Elayne agreed that using some of the low cost channels is a great way for Government to test and communicate with the audience in real time.

Similar to BIS, where responsibilities include apprenticeships, minimum wage, science funding, zero hours contracts and exporting amongst many other areas and issues, Defra also has broad remit, including air quality, food safety, water quality, waste, recycling and flooding.  This means that their large followings present a challenge as there is therefore naturally quite a diverse audience to talk to, hence they have such a large number of specialist social media accounts.  However, they need to update them regularly to keep the engagement high and to achieve that, they don’t just post Government announcements, but will talk about articles of interest and ask people what they think about them to encourage them to get involved in debates.  What’s important, however, is to focus on business objective and be effective, so they constantly use social analytics to check where the engagements are taking place.
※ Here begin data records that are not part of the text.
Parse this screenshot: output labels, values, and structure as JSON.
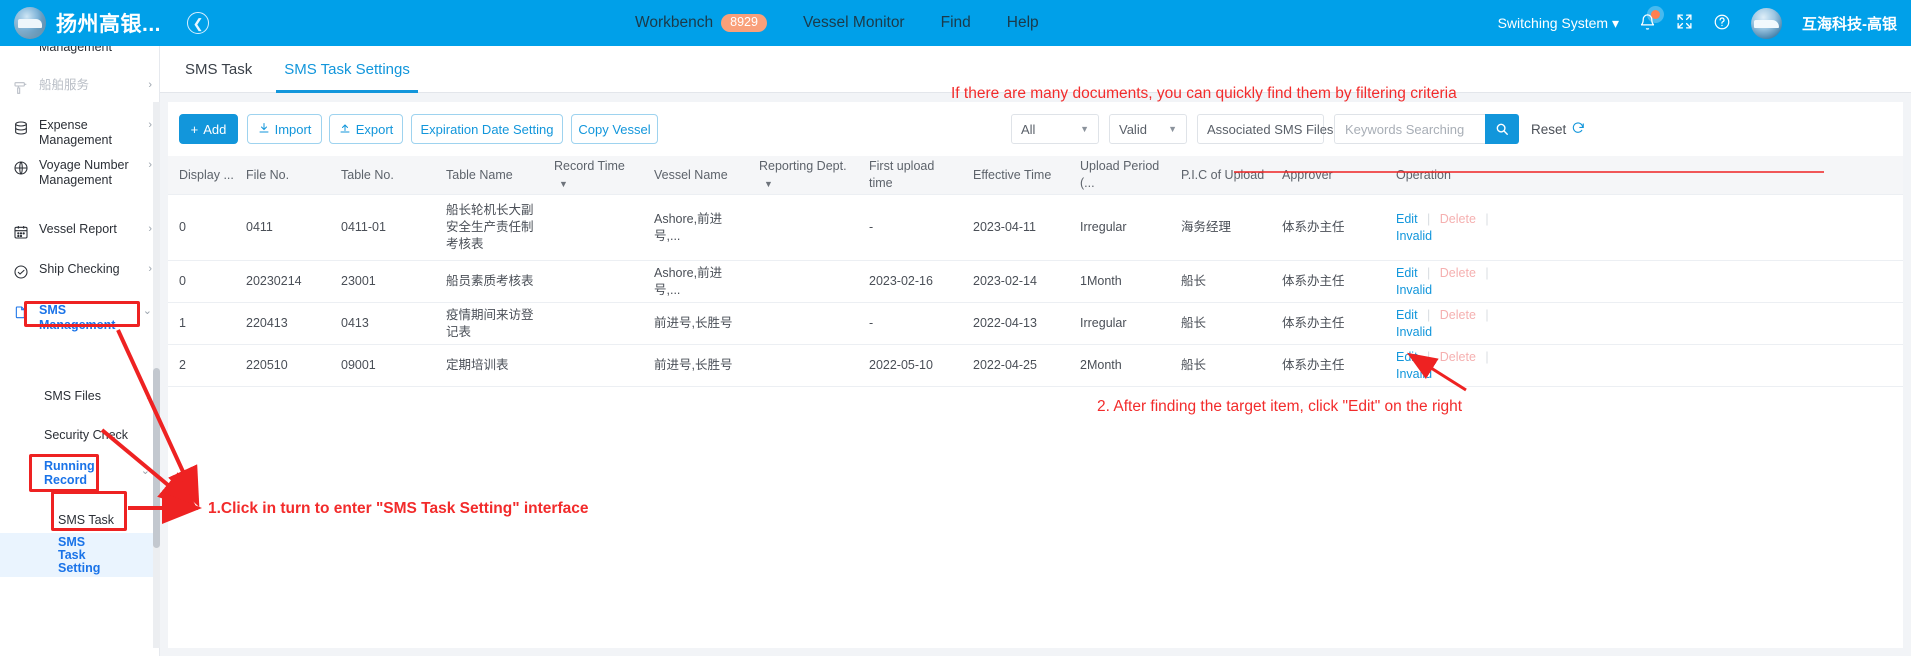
{
  "topbar": {
    "brand_title": "扬州高银...",
    "collapse_icon": "chevron-left-circle-icon",
    "nav": [
      {
        "label": "Workbench",
        "badge": "8929"
      },
      {
        "label": "Vessel Monitor",
        "badge": ""
      },
      {
        "label": "Find",
        "badge": ""
      },
      {
        "label": "Help",
        "badge": ""
      }
    ],
    "switching_system": "Switching System",
    "bell_icon": "bell-icon",
    "fullscreen_icon": "fullscreen-icon",
    "help_icon": "question-circle-icon",
    "user_name": "互海科技-高银",
    "accent": "#00a0e9"
  },
  "sidebar": {
    "items": [
      {
        "label": "Management",
        "icon": "clipped-top-item",
        "chevron": "",
        "state": "clipped"
      },
      {
        "label": "船舶服务",
        "icon": "service-icon",
        "chevron": "›",
        "state": "muted"
      },
      {
        "label": "Expense Management",
        "icon": "database-icon",
        "chevron": "›",
        "state": "normal"
      },
      {
        "label": "Voyage Number Management",
        "icon": "globe-icon",
        "chevron": "›",
        "state": "normal"
      },
      {
        "label": "Vessel Report",
        "icon": "calendar-icon",
        "chevron": "›",
        "state": "normal"
      },
      {
        "label": "Ship Checking",
        "icon": "check-circle-icon",
        "chevron": "›",
        "state": "normal"
      },
      {
        "label": "SMS Management",
        "icon": "documents-icon",
        "chevron": "⌄",
        "state": "active-boxed"
      }
    ],
    "subitems": [
      {
        "label": "SMS Files",
        "chevron": "›",
        "state": "normal"
      },
      {
        "label": "Security Check",
        "chevron": "",
        "state": "normal"
      },
      {
        "label": "Running Record",
        "chevron": "⌄",
        "state": "active-boxed"
      },
      {
        "label": "SMS Task",
        "chevron": "",
        "state": "normal"
      },
      {
        "label": "SMS Task Setting",
        "chevron": "",
        "state": "active-boxed-highlight"
      }
    ]
  },
  "tabs": [
    {
      "label": "SMS Task",
      "active": false
    },
    {
      "label": "SMS Task Settings",
      "active": true
    }
  ],
  "toolbar": {
    "add": "Add",
    "add_icon": "plus-icon",
    "import": "Import",
    "import_icon": "download-icon",
    "export": "Export",
    "export_icon": "upload-icon",
    "expiration": "Expiration Date Setting",
    "copy_vessel": "Copy Vessel"
  },
  "filters": {
    "scope": "All",
    "status": "Valid",
    "associated": "Associated SMS Files",
    "search_placeholder": "Keywords Searching",
    "search_value": "",
    "search_icon": "magnifier-icon",
    "reset": "Reset",
    "reset_icon": "refresh-icon",
    "caret": "▼"
  },
  "table": {
    "columns": [
      {
        "label": "Display ...",
        "sort": false
      },
      {
        "label": "File No.",
        "sort": false
      },
      {
        "label": "Table No.",
        "sort": false
      },
      {
        "label": "Table Name",
        "sort": false
      },
      {
        "label": "Record Time",
        "sort": true
      },
      {
        "label": "Vessel Name",
        "sort": false
      },
      {
        "label": "Reporting Dept.",
        "sort": true
      },
      {
        "label": "First upload time",
        "sort": false
      },
      {
        "label": "Effective Time",
        "sort": false
      },
      {
        "label": "Upload Period (...",
        "sort": false
      },
      {
        "label": "P.I.C of Upload",
        "sort": false
      },
      {
        "label": "Approver",
        "sort": false
      },
      {
        "label": "Operation",
        "sort": false
      }
    ],
    "rows": [
      {
        "display": "0",
        "file_no": "0411",
        "table_no": "0411-01",
        "table_name": "船长轮机长大副安全生产责任制考核表",
        "record_time": "",
        "vessel_name": "Ashore,前进号,...",
        "reporting_dept": "",
        "first_upload": "-",
        "effective_time": "2023-04-11",
        "upload_period": "Irregular",
        "pic": "海务经理",
        "approver": "体系办主任"
      },
      {
        "display": "0",
        "file_no": "20230214",
        "table_no": "23001",
        "table_name": "船员素质考核表",
        "record_time": "",
        "vessel_name": "Ashore,前进号,...",
        "reporting_dept": "",
        "first_upload": "2023-02-16",
        "effective_time": "2023-02-14",
        "upload_period": "1Month",
        "pic": "船长",
        "approver": "体系办主任"
      },
      {
        "display": "1",
        "file_no": "220413",
        "table_no": "0413",
        "table_name": "疫情期间来访登记表",
        "record_time": "",
        "vessel_name": "前进号,长胜号",
        "reporting_dept": "",
        "first_upload": "-",
        "effective_time": "2022-04-13",
        "upload_period": "Irregular",
        "pic": "船长",
        "approver": "体系办主任"
      },
      {
        "display": "2",
        "file_no": "220510",
        "table_no": "09001",
        "table_name": "定期培训表",
        "record_time": "",
        "vessel_name": "前进号,长胜号",
        "reporting_dept": "",
        "first_upload": "2022-05-10",
        "effective_time": "2022-04-25",
        "upload_period": "2Month",
        "pic": "船长",
        "approver": "体系办主任"
      }
    ],
    "operations": {
      "edit": "Edit",
      "delete": "Delete",
      "invalid": "Invalid",
      "separator": "|"
    }
  },
  "annotations": [
    {
      "id": "filter-hint",
      "text": "If there are many documents, you can quickly find them by filtering criteria"
    },
    {
      "id": "edit-hint",
      "text": "2. After finding the target item, click \"Edit\" on the right"
    },
    {
      "id": "nav-hint",
      "text": "1.Click in turn to enter \"SMS Task Setting\" interface"
    }
  ],
  "colors": {
    "annotation_red": "#f22b2b",
    "link_blue": "#1296db",
    "topbar_blue": "#00a0e9"
  }
}
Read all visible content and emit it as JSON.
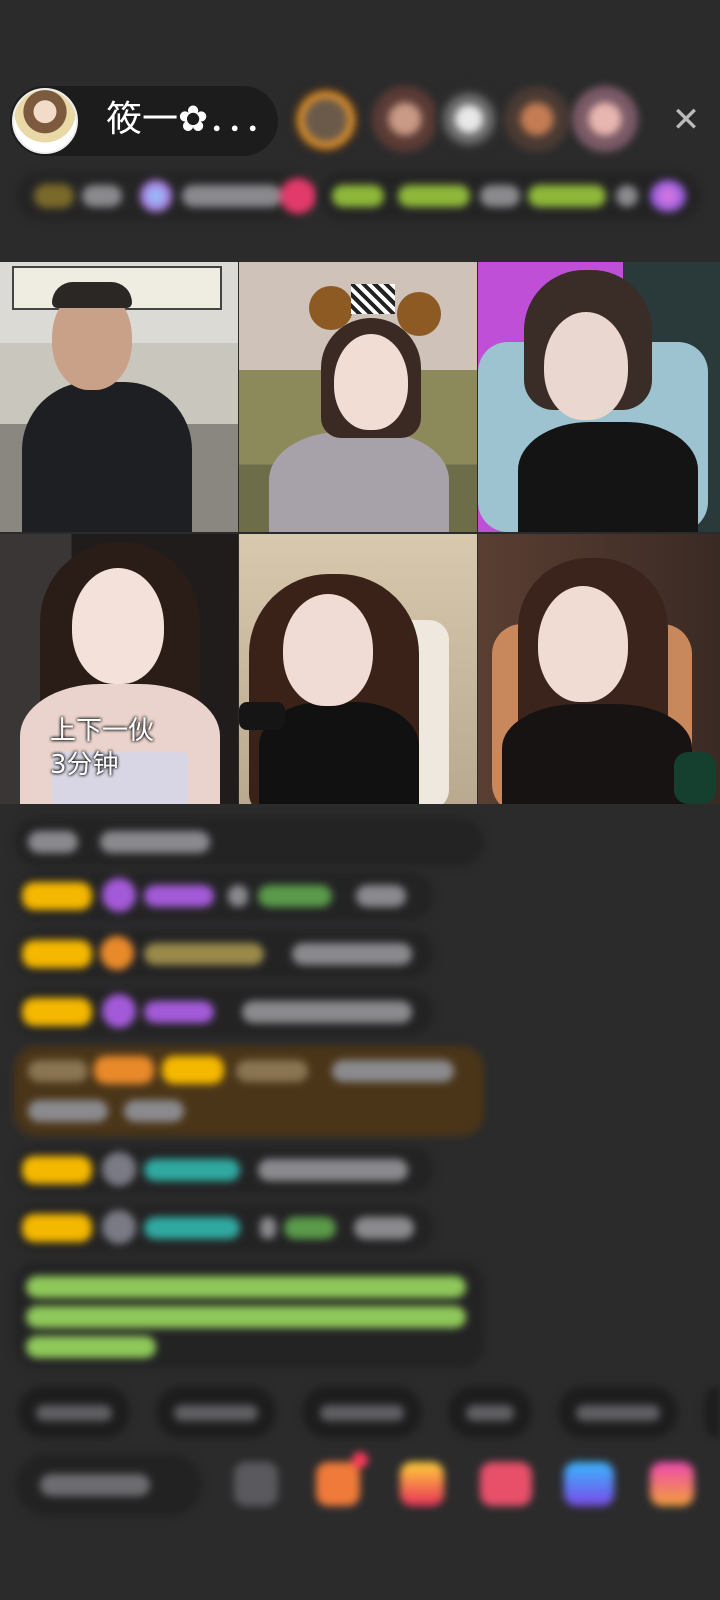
{
  "header": {
    "host_name": "筱一✿．．．",
    "close_icon": "close-icon"
  },
  "grid": {
    "tile_1_caption_line1": "上下一伙",
    "tile_1_caption_line2": "3分钟"
  },
  "colors": {
    "background": "#2b2b2c",
    "badge_yellow": "#f5b800",
    "gift_orange": "#e98a2a",
    "highlight_row": "#4a3518",
    "system_green": "#8fc85a",
    "name_teal": "#2fa9a0",
    "name_purple": "#a35ad8"
  }
}
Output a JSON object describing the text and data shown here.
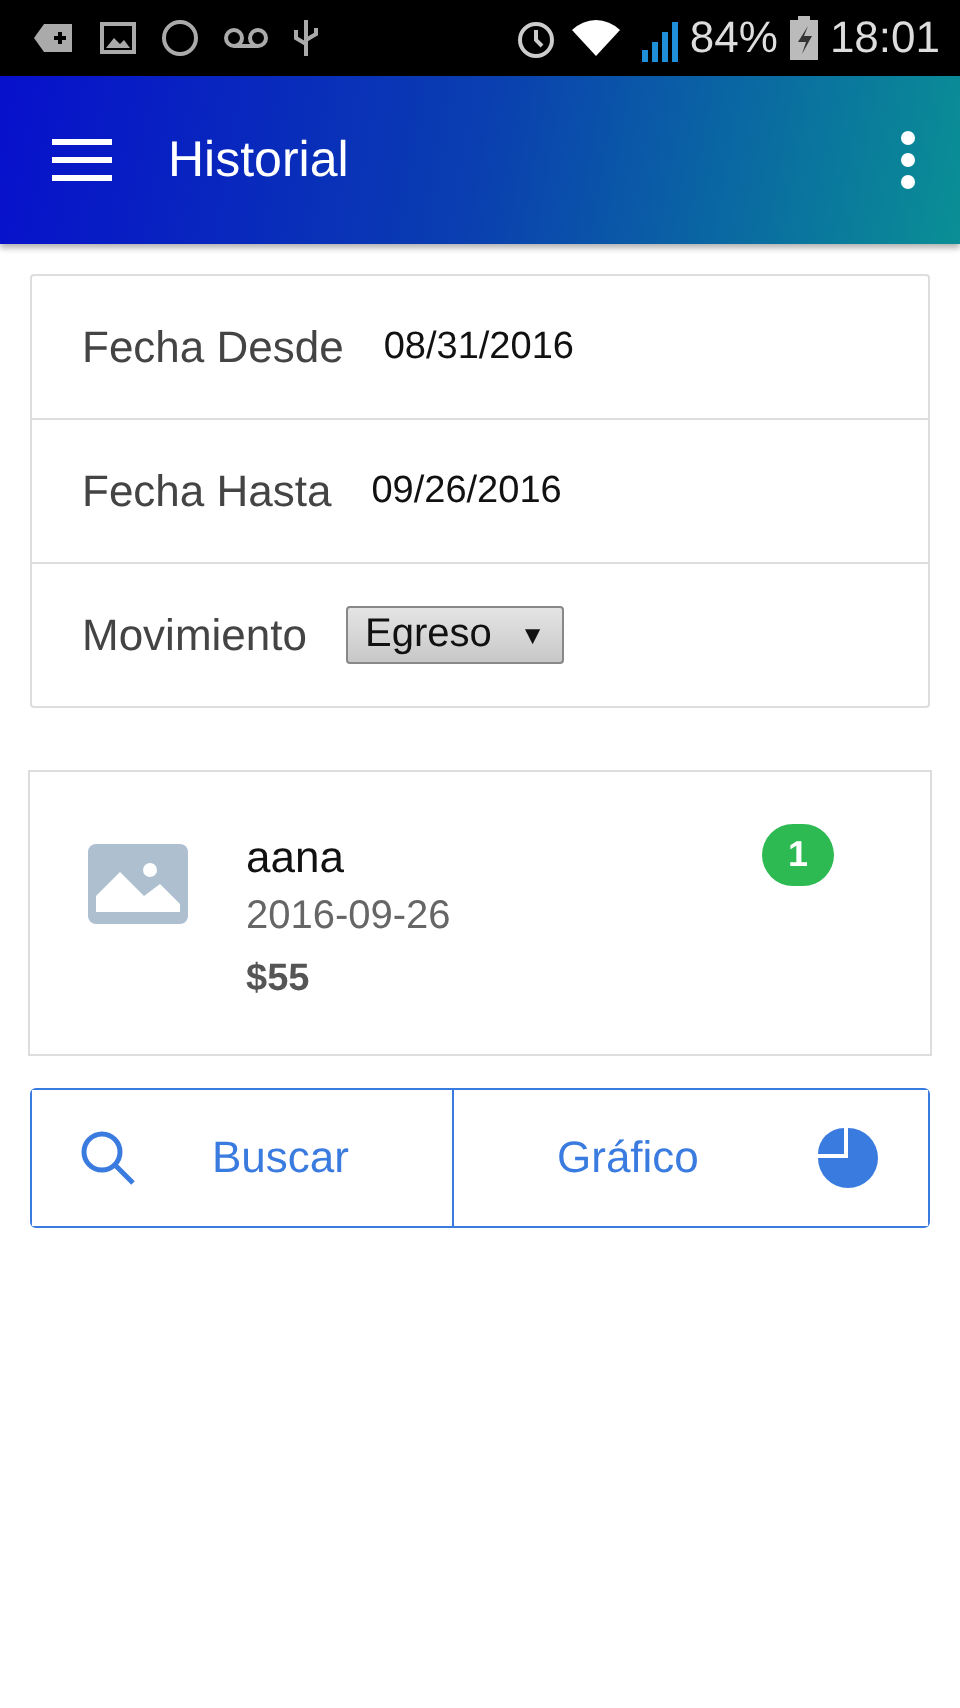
{
  "status_bar": {
    "battery": "84%",
    "time": "18:01"
  },
  "app_bar": {
    "title": "Historial"
  },
  "filters": [
    {
      "kind": "text",
      "label": "Fecha Desde",
      "value": "08/31/2016"
    },
    {
      "kind": "text",
      "label": "Fecha Hasta",
      "value": "09/26/2016"
    },
    {
      "kind": "select",
      "label": "Movimiento",
      "value": "Egreso",
      "caret": "▼"
    }
  ],
  "items": [
    {
      "name": "aana",
      "date": "2016-09-26",
      "amount": "$55",
      "badge": "1"
    }
  ],
  "buttons": [
    {
      "kind": "search",
      "label": "Buscar"
    },
    {
      "kind": "chart",
      "label": "Gráfico"
    }
  ]
}
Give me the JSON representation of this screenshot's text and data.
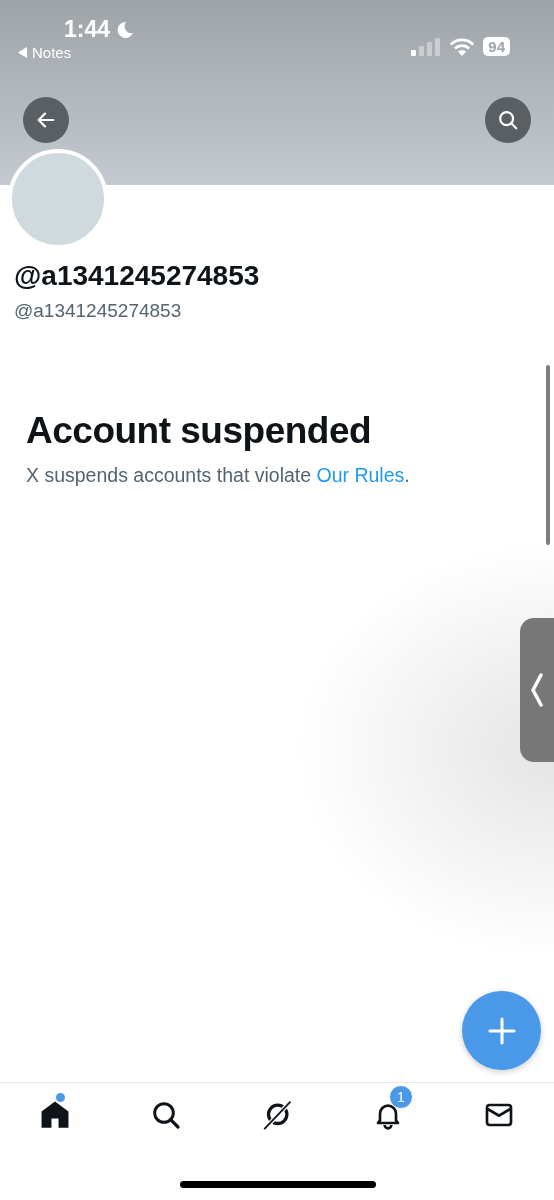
{
  "status_bar": {
    "time": "1:44",
    "back_app": "Notes",
    "battery": "94"
  },
  "profile": {
    "display_name": "@a1341245274853",
    "handle": "@a1341245274853"
  },
  "notice": {
    "title": "Account suspended",
    "text": "X suspends accounts that violate ",
    "link": "Our Rules",
    "end": "."
  },
  "tabs": [
    {
      "kind": "home",
      "selected": true
    },
    {
      "kind": "search",
      "selected": false
    },
    {
      "kind": "grok",
      "selected": false
    },
    {
      "kind": "notifications",
      "selected": false,
      "badge": "1"
    },
    {
      "kind": "messages",
      "selected": false
    }
  ]
}
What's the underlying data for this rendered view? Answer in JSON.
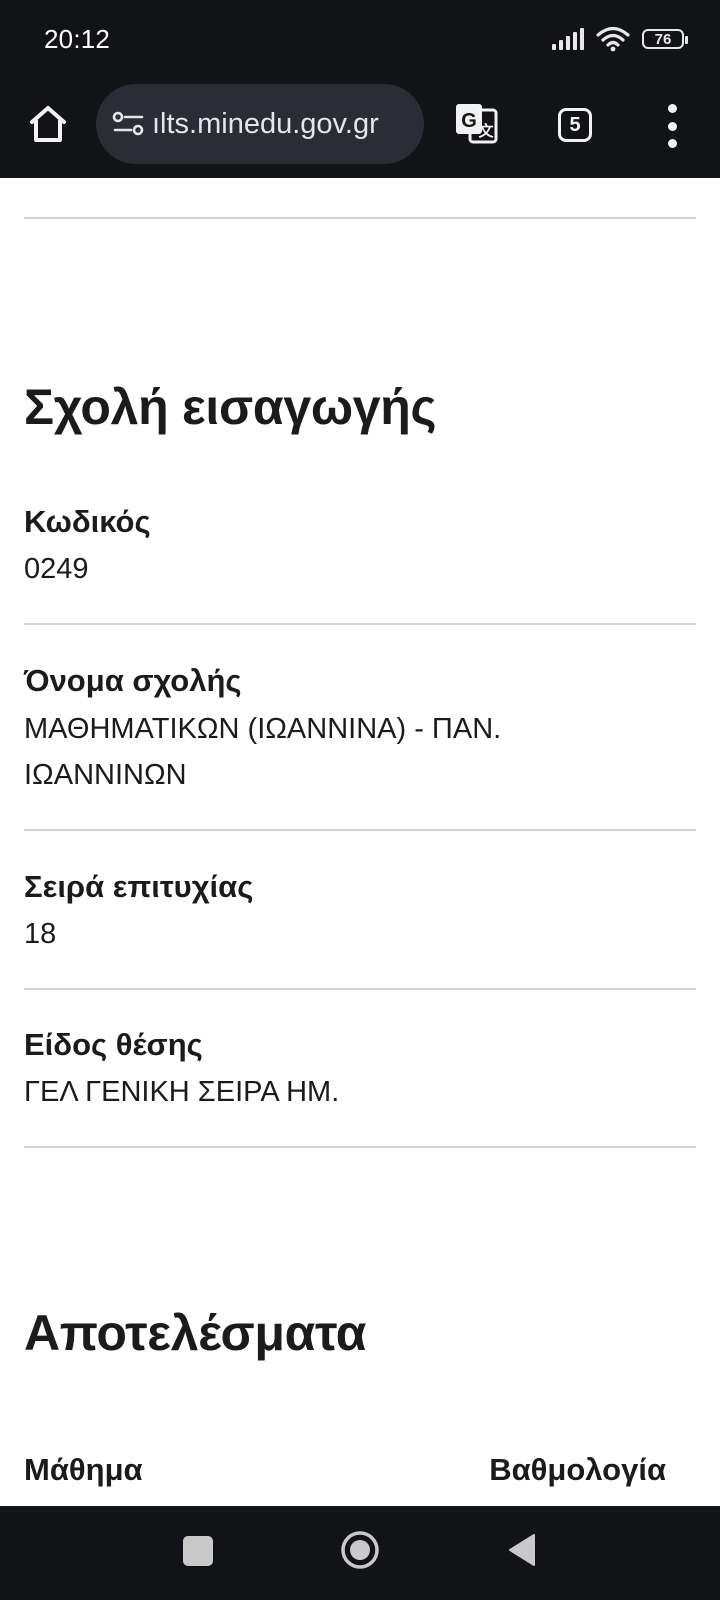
{
  "status_bar": {
    "time": "20:12",
    "battery": "76"
  },
  "browser": {
    "url": "ılts.minedu.gov.gr",
    "tab_count": "5"
  },
  "school_section": {
    "title": "Σχολή εισαγωγής",
    "fields": [
      {
        "label": "Κωδικός",
        "value": "0249"
      },
      {
        "label": "Όνομα σχολής",
        "value_line1": "ΜΑΘΗΜΑΤΙΚΩΝ (ΙΩΑΝΝΙΝΑ) - ΠΑΝ.",
        "value_line2": "ΙΩΑΝΝΙΝΩΝ"
      },
      {
        "label": "Σειρά επιτυχίας",
        "value": "18"
      },
      {
        "label": "Είδος θέσης",
        "value": "ΓΕΛ ΓΕΝΙΚΗ ΣΕΙΡΑ ΗΜ."
      }
    ]
  },
  "results_section": {
    "title": "Αποτελέσματα",
    "columns": [
      "Μάθημα",
      "Βαθμολογία"
    ]
  }
}
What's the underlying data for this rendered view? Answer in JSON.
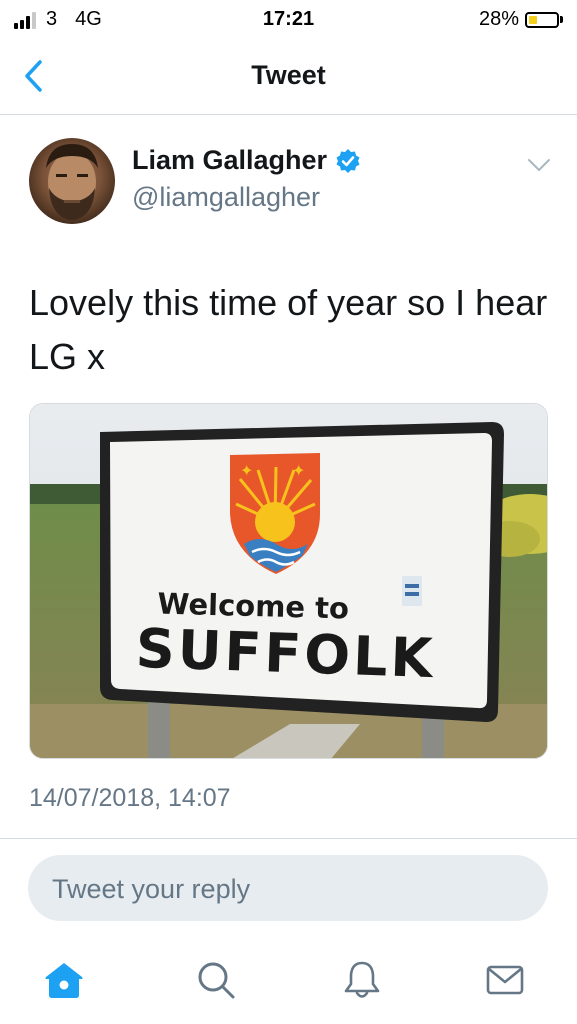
{
  "status_bar": {
    "carrier": "3",
    "network": "4G",
    "time": "17:21",
    "battery_percent": "28%",
    "battery_level": 0.28,
    "battery_color": "#f4cf1b"
  },
  "nav": {
    "title": "Tweet",
    "back_icon": "chevron-left-icon",
    "accent_color": "#1da1f2"
  },
  "tweet": {
    "author_name": "Liam Gallagher",
    "author_handle": "@liamgallagher",
    "verified": true,
    "text": "Lovely this time of year so I hear LG x",
    "timestamp": "14/07/2018, 14:07",
    "media": {
      "sign_line1": "Welcome to",
      "sign_line2": "SUFFOLK"
    }
  },
  "reply": {
    "placeholder": "Tweet your reply"
  },
  "tab_bar": {
    "items": [
      {
        "icon": "home-icon",
        "active": true
      },
      {
        "icon": "search-icon",
        "active": false
      },
      {
        "icon": "notifications-bell-icon",
        "active": false
      },
      {
        "icon": "messages-envelope-icon",
        "active": false
      }
    ]
  }
}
Alex Aiken talked about how each Government team has a performance hub, which works as a communications centre for planning and evaluation, and how he expects every department to track its performance against their department’s business objectives.  Elayne then explained how they use communications plan templates like ‘OASIS’ – Objective, Audience Insight, Strategy, Implementation and Scoring – and Betony added that one of the major achievements of the performance hub is it has allowed her department to stop doing things!  She said that they often get requests to do things because someone thinks it’s a great idea, but now they can show the data as to why it may not actually resonate with the audience and so can avoid wasting tax payers’ money and the team’s time doing those things that don’t provide real value.

Elayne then discussed how she uses AMEC’s Social Media Measurement Framework in Defra’s ‘Chip my Dog’ campaign, and you can see a video of her explaining the full case study below:

This showed how to map results from exposure and engagement right across to impact and advocacy, the latter of which saves tax payers money as Defra ended up getting seeing user generated content about the campaign being shared through social media, meaning positive word was spreading without them having to do extra work.

Betony went on to explain that if you wanted to find out what Civil Servants can and can’t do on social media, you can go to the Government Communications Service website to see the Civil Servants guidance to social media, which in summary, she said basically says “Don’t be an idiot”! I loved that!  She said that she knows what it is to understand propriety and the boundaries they are expected to conduct themselves within including the fact that they are expected to be ambassadors for their departments and the UK Government and she feels this is exactly transferable into brands and organisations.  Betony understands the blurring between personal and professional and said that if you are trusting your press office to go down the pub and have a conversation with a journalist, you need to trust them with a twitter account.  The challenge is making sure your senior team are keeping an eye on the channels and knowing what is being communicated by whom and whom.  She summarised this topic by saying that best practice is about being human and not being a robot – people want faces, they want people and want opinion.

Elayne then talked about Open Policy Making and how it improves policy as the various departments are consulting the public earlier and in very innovative ways to gather comments early on, which she thinks is very effective.  She added that this is a lesson that everyone and not just government can learn from in terms of getting closer to their audience.

We finished off the podcast by focusing on how Government can ensure we get the best impact and value for the tax payer from the communications teams of the various departments, which Elayne said is all about focussing on the outcomes, targeting communications, and making sure the messaging that people need to hear is what they are receiving, through the channels they want to hear it on, at the right time, when they can respond and take the action they are seeking to achieve, using actionable insight to improve the results on the next campaign.

If you would like to contact me about this series of podcasts, then use this form, or twitter using #cirpcsuite